Session 2: Drug Discovery projects in public – private collaborations.
Chair: Anabel Sanz (CRG).

Drug discovery can be performed by both private and public entities, and both have their own advantages and disadvantages. Their priorities and incentives are also different. In general, companies are better equipped and have better access to specialized resources, expertise, and funding. Companies focus is on moving promising drug candidates through the regulatory approval process and bring them to market, while public entities may be more interested in advancing basic research and understanding disease mechanisms, rather than in commercial purpose.

That being said, nowadays pharmaceutical have adopted new paradigms in the process of drug discovery thereby opening to collaborate with academic institutions, spin off and biotech companies with the aim to accelerate the drug development process, reduce costs, and increase the likelihood of success.

In turn, academic institutions and governmental agencies are making significant efforts to build capacities, technology platforms, and to fund early drug discovery projects that can efficiently transform innovative biomedical research into drugs to be further developed by the pharmaceutical industry.

The objective of this session is to present examples and capacities that leverage public-private collaboration to advance Drug Discovery.

Session 3. Using patient omics for the discovery of personalized medicines.
Chair: Francesc Fernández (Almirall)

There have been many important advancements in omics data generation technologies in recent years. These developments have led to the generation of large amounts of data that enables an unprecedent level of molecular characterisation of biological mechanisms. In this context, the integration of different types of patient-derived omics data provides insights into better understanding disease mechanisms, potentially identifying new drug targets and finally enabling the development of new personalized medicines. In this conference track, we will explore recent progress in using and integrating different flavours of patient-derived omics data for personalized medicine, with special focus on the challenges and opportunities associated with this rapidly evolving field.

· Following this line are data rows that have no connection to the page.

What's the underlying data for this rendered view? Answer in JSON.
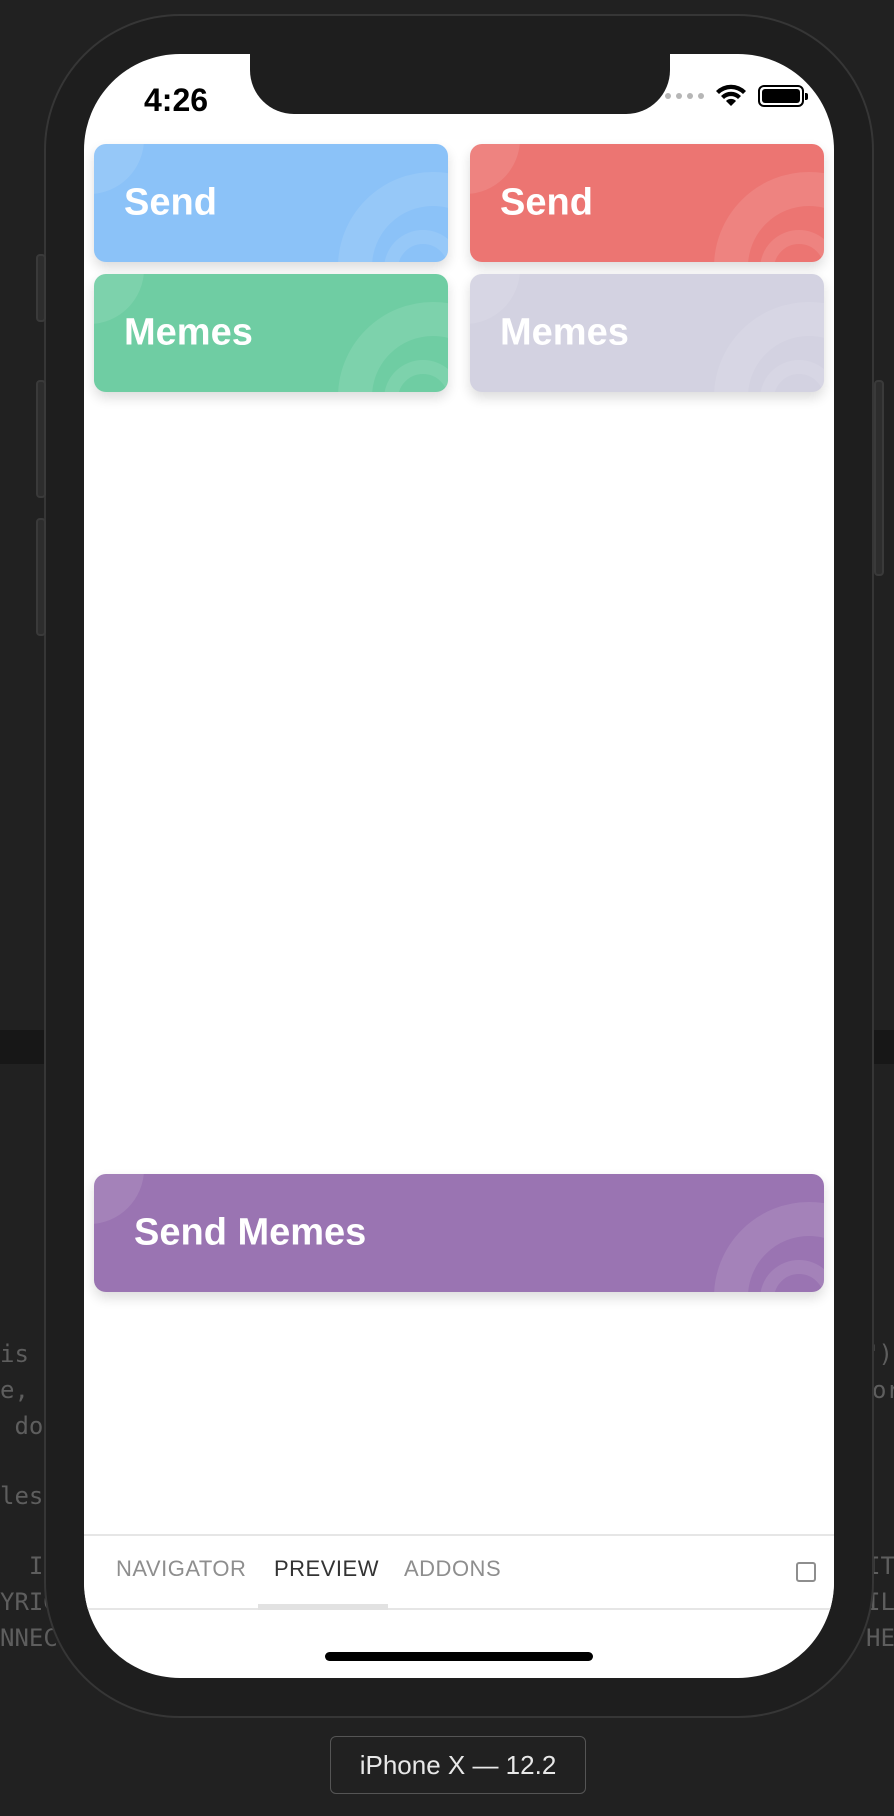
{
  "status_bar": {
    "time": "4:26"
  },
  "cards": [
    {
      "label": "Send",
      "color": "#8bc2f8"
    },
    {
      "label": "Send",
      "color": "#ec7572"
    },
    {
      "label": "Memes",
      "color": "#6fcda3"
    },
    {
      "label": "Memes",
      "color": "#d3d2e1"
    }
  ],
  "wide_card": {
    "label": "Send Memes",
    "color": "#9a74b2"
  },
  "tabs": [
    "NAVIGATOR",
    "PREVIEW",
    "ADDONS"
  ],
  "active_tab": "PREVIEW",
  "device_label": "iPhone X — 12.2",
  "bg_code": [
    "is s",
    "e, c",
    " do",
    "les",
    "  IN",
    "YRIG",
    "NNECT",
    "\")",
    "or",
    "IT",
    "IL",
    "HE"
  ]
}
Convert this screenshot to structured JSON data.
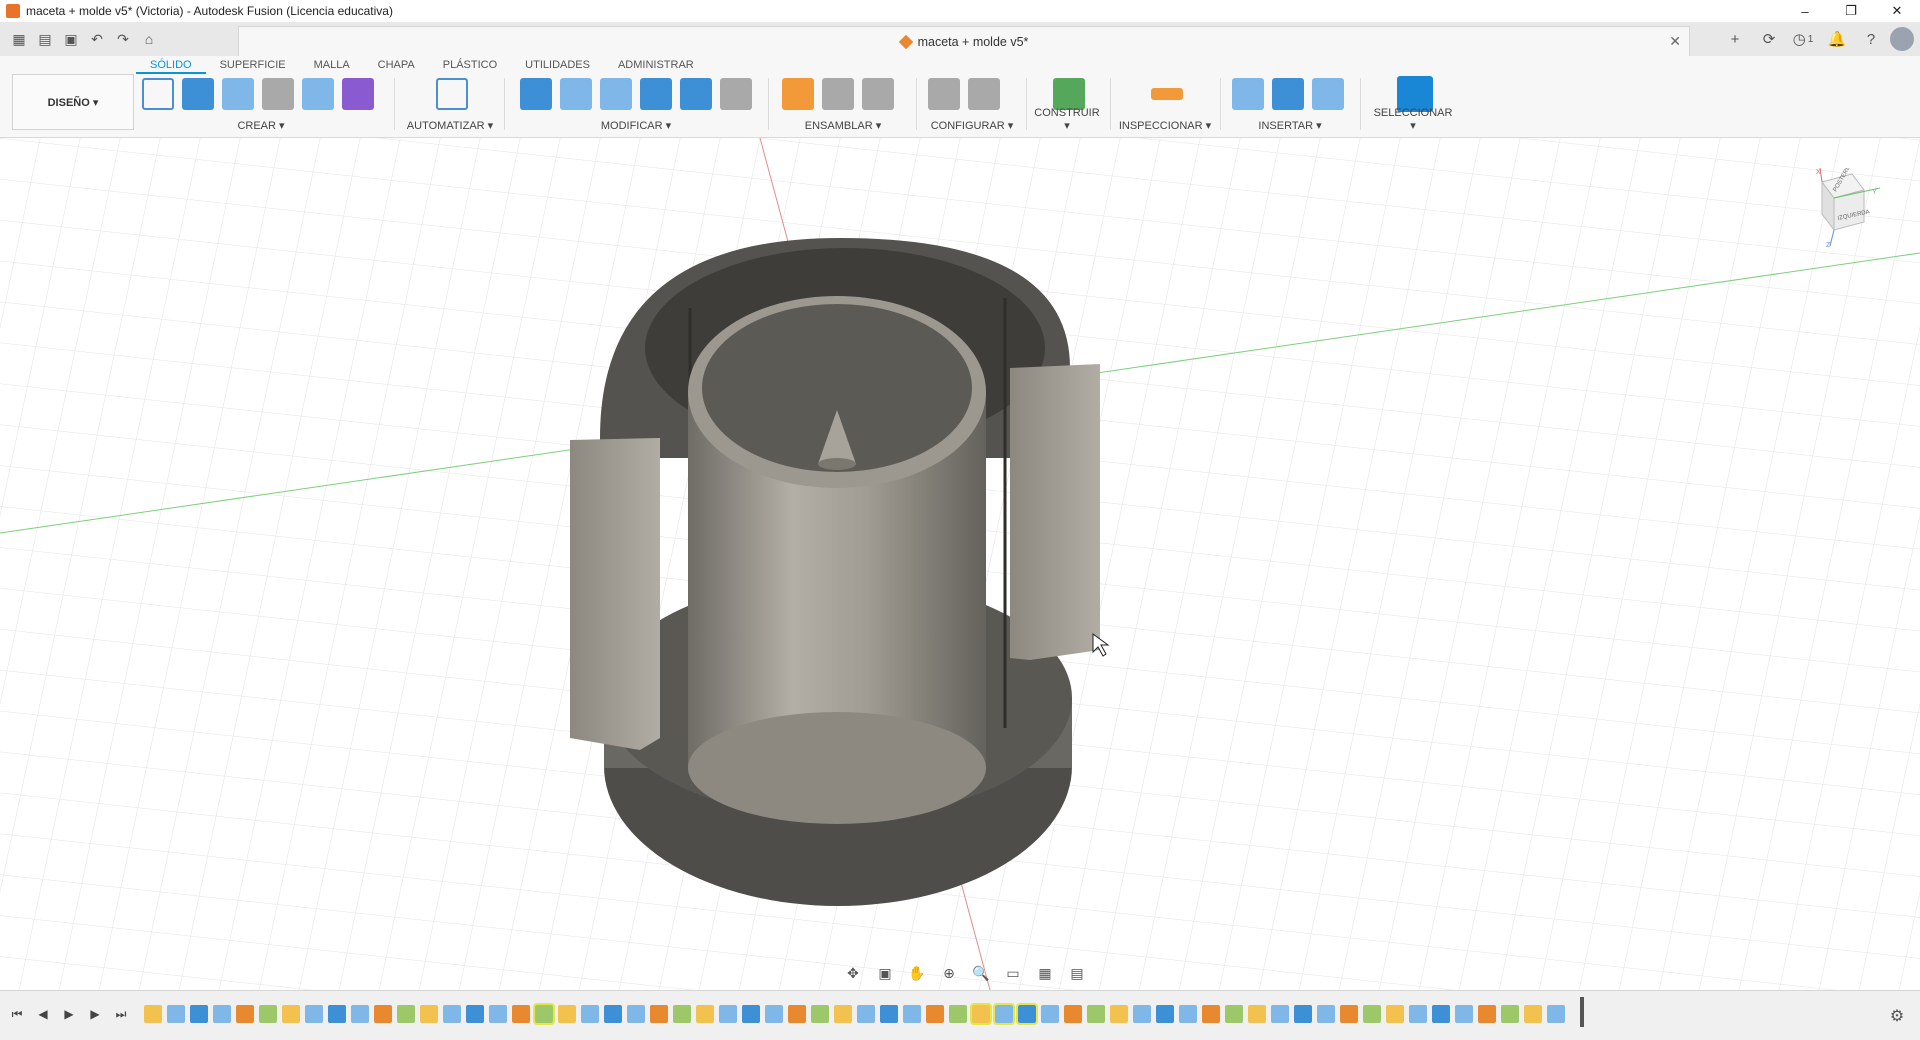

Session 4. Advanced Cell and Gene Therapies.
 Chair: Marjorie Pion (Health Research Institute Gregorio Marañón)

Advanced cell and gene therapies (ACGTs) are medicinal products intended for human use that rely on genes, tissues, or cells. They provide revolutionary new opportunities for the treatment of diseases and injuries. ACGTs can be classified into three main types:

Gene therapy medicines designed to introduce recombinant genes into the body to achieve therapeutic, prophylactic, or diagnostic effects. In the field of genetic modifications, a broad range of techniques exists that may or may not directly modify the DNA, including but not limited to CRISPR/Cas9, ZF, AAV, and mRNA.

Somatic-cell therapy medicines contained cells or tissues that have been manipulated to alter their biological characteristics. They can be used to cure, diagnose, or prevent diseases.

Tissue-engineered medicines are composed of cells or tissues that have been modified to enable their use in the repair, regeneration, or replacement of human tissue.

In some cases, these therapies may include medical devices as an integral part of the medicine, which are referred to as combined ACGTs. For instance, cells embedded in a biodegradable matrix or extracellular vesicles.

Currently, the level of knowledge and technical advancement achieved make advanced therapies ideal for treating rare diseases or unmet medical needs. In this session we would like to introduce some recent advances in this field.

SDDN Partners

Our event sponsors